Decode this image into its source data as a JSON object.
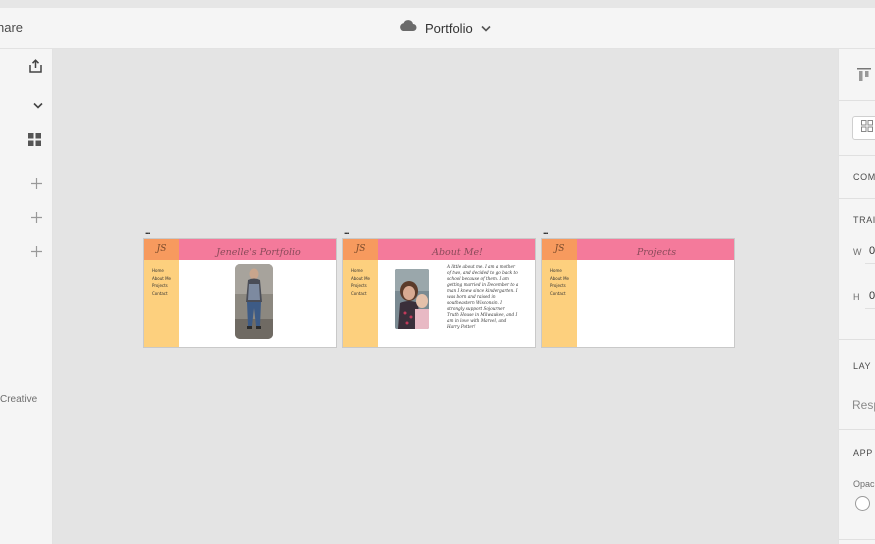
{
  "toolbar": {
    "share_fragment": "hare",
    "document_title": "Portfolio",
    "title_icon": "cloud-icon",
    "dropdown_icon": "chevron-down-icon"
  },
  "left_rail": {
    "icons": [
      "export-icon",
      "chevron-down-icon",
      "grid-icon",
      "plus-icon",
      "plus-icon",
      "plus-icon"
    ],
    "creative_label": "Creative"
  },
  "right_panel": {
    "component_label": "COM",
    "transform_label": "TRAI",
    "width_label": "W",
    "width_value": "0",
    "height_label": "H",
    "height_value": "0",
    "layout_label": "LAY",
    "responsive_label": "Resp",
    "appearance_label": "APP",
    "opacity_label": "Opac"
  },
  "artboards": [
    {
      "more_label": "...",
      "logo": "JS",
      "title": "Jenelle's Portfolio",
      "nav": [
        "Home",
        "About Me",
        "Projects",
        "Contact"
      ]
    },
    {
      "more_label": "...",
      "logo": "JS",
      "title": "About Me!",
      "nav": [
        "Home",
        "About Me",
        "Projects",
        "Contact"
      ],
      "bio_lines": [
        "A little about me. I am a mother",
        "of two, and decided to go back to",
        "school because of them. I am",
        "getting married in December to a",
        "man I knew since kindergarten. I",
        "was born and raised in",
        "southeastern Wisconsin. I",
        "strongly support Sojourner",
        "Truth House in Milwaukee, and I",
        "am in love with Marvel, and",
        "Harry Potter!"
      ]
    },
    {
      "more_label": "...",
      "logo": "JS",
      "title": "Projects",
      "nav": [
        "Home",
        "About Me",
        "Projects",
        "Contact"
      ]
    }
  ],
  "colors": {
    "header_pink": "#f47a9b",
    "logo_orange": "#f79a5e",
    "sidebar_yellow": "#fdd07e",
    "canvas": "#e4e4e4"
  }
}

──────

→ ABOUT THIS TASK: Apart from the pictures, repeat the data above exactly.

→ RESPONSE BOX:
Decode this image into its source data as a JSON object.
{
  "toolbar": {
    "share_fragment": "hare",
    "document_title": "Portfolio",
    "title_icon": "cloud-icon",
    "dropdown_icon": "chevron-down-icon"
  },
  "left_rail": {
    "icons": [
      "export-icon",
      "chevron-down-icon",
      "grid-icon",
      "plus-icon",
      "plus-icon",
      "plus-icon"
    ],
    "creative_label": "Creative"
  },
  "right_panel": {
    "component_label": "COM",
    "transform_label": "TRAI",
    "width_label": "W",
    "width_value": "0",
    "height_label": "H",
    "height_value": "0",
    "layout_label": "LAY",
    "responsive_label": "Resp",
    "appearance_label": "APP",
    "opacity_label": "Opac"
  },
  "artboards": [
    {
      "more_label": "...",
      "logo": "JS",
      "title": "Jenelle's Portfolio",
      "nav": [
        "Home",
        "About Me",
        "Projects",
        "Contact"
      ]
    },
    {
      "more_label": "...",
      "logo": "JS",
      "title": "About Me!",
      "nav": [
        "Home",
        "About Me",
        "Projects",
        "Contact"
      ],
      "bio_lines": [
        "A little about me. I am a mother",
        "of two, and decided to go back to",
        "school because of them. I am",
        "getting married in December to a",
        "man I knew since kindergarten. I",
        "was born and raised in",
        "southeastern Wisconsin. I",
        "strongly support Sojourner",
        "Truth House in Milwaukee, and I",
        "am in love with Marvel, and",
        "Harry Potter!"
      ]
    },
    {
      "more_label": "...",
      "logo": "JS",
      "title": "Projects",
      "nav": [
        "Home",
        "About Me",
        "Projects",
        "Contact"
      ]
    }
  ],
  "colors": {
    "header_pink": "#f47a9b",
    "logo_orange": "#f79a5e",
    "sidebar_yellow": "#fdd07e",
    "canvas": "#e4e4e4"
  }
}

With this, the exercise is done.